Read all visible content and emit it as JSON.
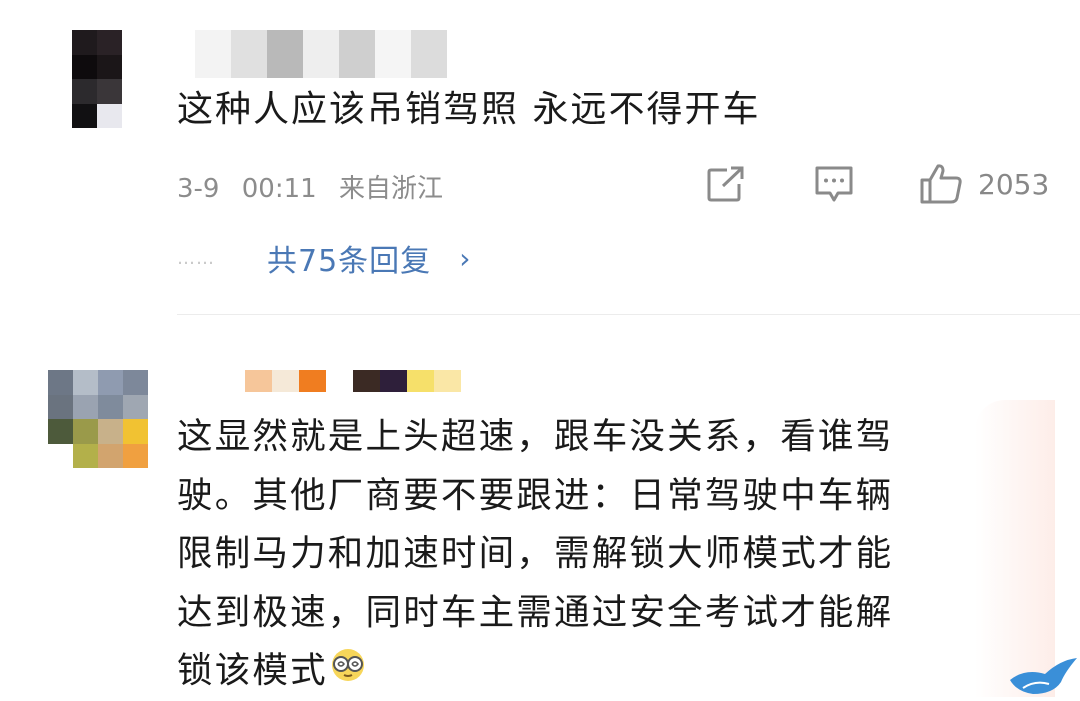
{
  "comments": [
    {
      "avatar_pixels": [
        "#1f1a1d",
        "#2a2226",
        "#0e0b0d",
        "#1b1618",
        "#2c2a2d",
        "#3a3639",
        "#111012",
        "#e8e8ee"
      ],
      "username_pixels": [
        "#f3f3f3",
        "#e0e0e0",
        "#b9b9b9",
        "#eeeeee",
        "#cfcfcf",
        "#f5f5f5",
        "#dcdcdc"
      ],
      "text": "这种人应该吊销驾照 永远不得开车",
      "date": "3-9",
      "time": "00:11",
      "location": "来自浙江",
      "share_icon": "share-icon",
      "reply_icon": "comment-icon",
      "like_icon": "thumbs-up-icon",
      "likes": "2053",
      "replies_label": "共75条回复",
      "chevron": "›"
    },
    {
      "avatar_pixels": [
        "#6d7786",
        "#b4bdc8",
        "#8f9bb0",
        "#7d889a",
        "#6a737f",
        "#9aa3b1",
        "#7f8b9c",
        "#9fa7b2",
        "#4d5a3b",
        "#9a9a4a",
        "#c8b18a",
        "#f1c232",
        "#ffffff",
        "#b3b04a",
        "#d2a46e",
        "#f0a040"
      ],
      "username_pixels": [
        "#ffffff",
        "#f6c69a",
        "#f5e9d8",
        "#f07d20",
        "#ffffff",
        "#3b2a24",
        "#2e1f3a",
        "#f6e06a",
        "#fae7a6"
      ],
      "lines": [
        "这显然就是上头超速，跟车没关系，看谁驾",
        "驶。其他厂商要不要跟进：日常驾驶中车辆",
        "限制马力和加速时间，需解锁大师模式才能",
        "达到极速，同时车主需通过安全考试才能解",
        "锁该模式"
      ],
      "emoji_icon": "dizzy-glasses-emoji-icon"
    }
  ],
  "colors": {
    "link_blue": "#4a78b5",
    "meta_gray": "#8c8c8c",
    "text_dark": "#1a1a1a",
    "corner_blue": "#3a8fd8"
  }
}
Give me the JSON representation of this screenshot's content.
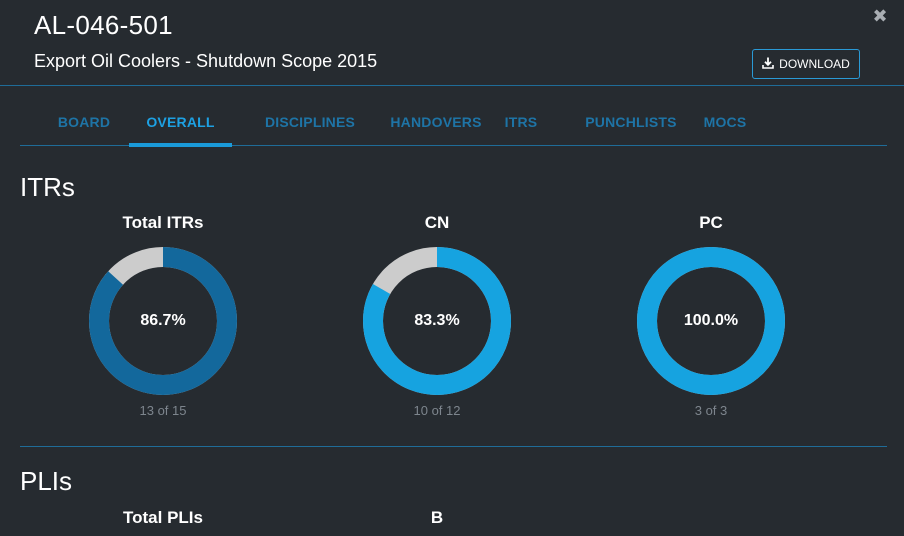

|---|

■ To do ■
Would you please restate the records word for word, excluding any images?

■ Task response ■
Read all visible content and emit it as JSON.
{
  "comments": [
    {
      "avatar_pixels": [
        "#1f1a1d",
        "#2a2226",
        "#0e0b0d",
        "#1b1618",
        "#2c2a2d",
        "#3a3639",
        "#111012",
        "#e8e8ee"
      ],
      "username_pixels": [
        "#f3f3f3",
        "#e0e0e0",
        "#b9b9b9",
        "#eeeeee",
        "#cfcfcf",
        "#f5f5f5",
        "#dcdcdc"
      ],
      "text": "这种人应该吊销驾照 永远不得开车",
      "date": "3-9",
      "time": "00:11",
      "location": "来自浙江",
      "share_icon": "share-icon",
      "reply_icon": "comment-icon",
      "like_icon": "thumbs-up-icon",
      "likes": "2053",
      "replies_label": "共75条回复",
      "chevron": "›"
    },
    {
      "avatar_pixels": [
        "#6d7786",
        "#b4bdc8",
        "#8f9bb0",
        "#7d889a",
        "#6a737f",
        "#9aa3b1",
        "#7f8b9c",
        "#9fa7b2",
        "#4d5a3b",
        "#9a9a4a",
        "#c8b18a",
        "#f1c232",
        "#ffffff",
        "#b3b04a",
        "#d2a46e",
        "#f0a040"
      ],
      "username_pixels": [
        "#ffffff",
        "#f6c69a",
        "#f5e9d8",
        "#f07d20",
        "#ffffff",
        "#3b2a24",
        "#2e1f3a",
        "#f6e06a",
        "#fae7a6"
      ],
      "lines": [
        "这显然就是上头超速，跟车没关系，看谁驾",
        "驶。其他厂商要不要跟进：日常驾驶中车辆",
        "限制马力和加速时间，需解锁大师模式才能",
        "达到极速，同时车主需通过安全考试才能解",
        "锁该模式"
      ],
      "emoji_icon": "dizzy-glasses-emoji-icon"
    }
  ],
  "colors": {
    "link_blue": "#4a78b5",
    "meta_gray": "#8c8c8c",
    "text_dark": "#1a1a1a",
    "corner_blue": "#3a8fd8"
  }
}
Give me the JSON representation of this screenshot's content.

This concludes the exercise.